> [Work required]: Retype each entry exactly.

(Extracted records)
※

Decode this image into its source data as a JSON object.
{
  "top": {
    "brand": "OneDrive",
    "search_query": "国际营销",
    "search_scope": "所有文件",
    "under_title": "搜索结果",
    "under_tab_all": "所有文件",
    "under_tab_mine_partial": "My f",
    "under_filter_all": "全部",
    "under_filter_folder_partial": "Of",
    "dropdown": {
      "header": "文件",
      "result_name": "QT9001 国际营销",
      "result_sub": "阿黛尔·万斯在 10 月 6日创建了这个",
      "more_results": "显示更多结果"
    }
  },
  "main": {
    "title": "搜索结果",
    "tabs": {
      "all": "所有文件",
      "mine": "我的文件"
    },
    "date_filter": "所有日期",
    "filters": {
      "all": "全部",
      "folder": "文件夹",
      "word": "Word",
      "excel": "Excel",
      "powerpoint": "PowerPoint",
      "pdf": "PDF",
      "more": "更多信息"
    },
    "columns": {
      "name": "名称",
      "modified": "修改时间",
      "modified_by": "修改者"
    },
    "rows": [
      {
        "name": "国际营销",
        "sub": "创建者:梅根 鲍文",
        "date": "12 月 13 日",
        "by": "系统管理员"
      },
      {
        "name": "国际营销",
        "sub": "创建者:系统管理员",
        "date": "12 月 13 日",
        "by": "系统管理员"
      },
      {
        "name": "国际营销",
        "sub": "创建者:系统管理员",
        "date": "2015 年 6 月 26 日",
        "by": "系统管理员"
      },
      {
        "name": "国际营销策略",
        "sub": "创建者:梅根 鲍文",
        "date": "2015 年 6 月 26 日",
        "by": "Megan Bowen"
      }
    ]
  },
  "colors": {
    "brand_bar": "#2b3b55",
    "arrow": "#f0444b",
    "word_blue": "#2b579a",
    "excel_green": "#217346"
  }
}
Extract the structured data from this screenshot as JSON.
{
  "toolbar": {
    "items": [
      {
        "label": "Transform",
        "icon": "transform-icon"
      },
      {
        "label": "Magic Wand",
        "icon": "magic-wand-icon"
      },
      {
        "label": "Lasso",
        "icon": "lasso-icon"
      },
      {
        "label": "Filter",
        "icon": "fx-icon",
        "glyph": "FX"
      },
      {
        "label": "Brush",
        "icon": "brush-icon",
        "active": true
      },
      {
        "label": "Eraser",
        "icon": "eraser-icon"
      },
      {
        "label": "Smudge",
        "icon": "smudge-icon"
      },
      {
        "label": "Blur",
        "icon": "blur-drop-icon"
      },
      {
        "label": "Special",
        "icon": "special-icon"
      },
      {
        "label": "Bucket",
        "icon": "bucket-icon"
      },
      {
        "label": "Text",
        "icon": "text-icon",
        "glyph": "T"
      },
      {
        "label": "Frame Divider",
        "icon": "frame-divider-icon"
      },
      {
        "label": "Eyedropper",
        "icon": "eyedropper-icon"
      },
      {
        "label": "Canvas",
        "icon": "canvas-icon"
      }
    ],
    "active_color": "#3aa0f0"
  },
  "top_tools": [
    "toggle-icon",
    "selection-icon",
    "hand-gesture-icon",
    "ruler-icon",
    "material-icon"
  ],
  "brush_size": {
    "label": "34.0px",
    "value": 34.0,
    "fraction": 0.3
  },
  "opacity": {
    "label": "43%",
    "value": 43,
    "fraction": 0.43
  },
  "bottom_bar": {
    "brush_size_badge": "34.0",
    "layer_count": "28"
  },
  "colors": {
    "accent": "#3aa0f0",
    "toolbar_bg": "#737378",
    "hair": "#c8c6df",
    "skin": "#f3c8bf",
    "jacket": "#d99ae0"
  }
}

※

> [Written response]:
Decode this image into its source data as a JSON object.
{
  "top": {
    "brand": "OneDrive",
    "search_query": "国际营销",
    "search_scope": "所有文件",
    "under_title": "搜索结果",
    "under_tab_all": "所有文件",
    "under_tab_mine_partial": "My f",
    "under_filter_all": "全部",
    "under_filter_folder_partial": "Of",
    "dropdown": {
      "header": "文件",
      "result_name": "QT9001 国际营销",
      "result_sub": "阿黛尔·万斯在 10 月 6日创建了这个",
      "more_results": "显示更多结果"
    }
  },
  "main": {
    "title": "搜索结果",
    "tabs": {
      "all": "所有文件",
      "mine": "我的文件"
    },
    "date_filter": "所有日期",
    "filters": {
      "all": "全部",
      "folder": "文件夹",
      "word": "Word",
      "excel": "Excel",
      "powerpoint": "PowerPoint",
      "pdf": "PDF",
      "more": "更多信息"
    },
    "columns": {
      "name": "名称",
      "modified": "修改时间",
      "modified_by": "修改者"
    },
    "rows": [
      {
        "name": "国际营销",
        "sub": "创建者:梅根 鲍文",
        "date": "12 月 13 日",
        "by": "系统管理员"
      },
      {
        "name": "国际营销",
        "sub": "创建者:系统管理员",
        "date": "12 月 13 日",
        "by": "系统管理员"
      },
      {
        "name": "国际营销",
        "sub": "创建者:系统管理员",
        "date": "2015 年 6 月 26 日",
        "by": "系统管理员"
      },
      {
        "name": "国际营销策略",
        "sub": "创建者:梅根 鲍文",
        "date": "2015 年 6 月 26 日",
        "by": "Megan Bowen"
      }
    ]
  },
  "colors": {
    "brand_bar": "#2b3b55",
    "arrow": "#f0444b",
    "word_blue": "#2b579a",
    "excel_green": "#217346"
  }
}
Extract the structured data from this screenshot as JSON.
{
  "toolbar": {
    "items": [
      {
        "label": "Transform",
        "icon": "transform-icon"
      },
      {
        "label": "Magic Wand",
        "icon": "magic-wand-icon"
      },
      {
        "label": "Lasso",
        "icon": "lasso-icon"
      },
      {
        "label": "Filter",
        "icon": "fx-icon",
        "glyph": "FX"
      },
      {
        "label": "Brush",
        "icon": "brush-icon",
        "active": true
      },
      {
        "label": "Eraser",
        "icon": "eraser-icon"
      },
      {
        "label": "Smudge",
        "icon": "smudge-icon"
      },
      {
        "label": "Blur",
        "icon": "blur-drop-icon"
      },
      {
        "label": "Special",
        "icon": "special-icon"
      },
      {
        "label": "Bucket",
        "icon": "bucket-icon"
      },
      {
        "label": "Text",
        "icon": "text-icon",
        "glyph": "T"
      },
      {
        "label": "Frame Divider",
        "icon": "frame-divider-icon"
      },
      {
        "label": "Eyedropper",
        "icon": "eyedropper-icon"
      },
      {
        "label": "Canvas",
        "icon": "canvas-icon"
      }
    ],
    "active_color": "#3aa0f0"
  },
  "top_tools": [
    "toggle-icon",
    "selection-icon",
    "hand-gesture-icon",
    "ruler-icon",
    "material-icon"
  ],
  "brush_size": {
    "label": "34.0px",
    "value": 34.0,
    "fraction": 0.3
  },
  "opacity": {
    "label": "43%",
    "value": 43,
    "fraction": 0.43
  },
  "bottom_bar": {
    "brush_size_badge": "34.0",
    "layer_count": "28"
  },
  "colors": {
    "accent": "#3aa0f0",
    "toolbar_bg": "#737378",
    "hair": "#c8c6df",
    "skin": "#f3c8bf",
    "jacket": "#d99ae0"
  }
}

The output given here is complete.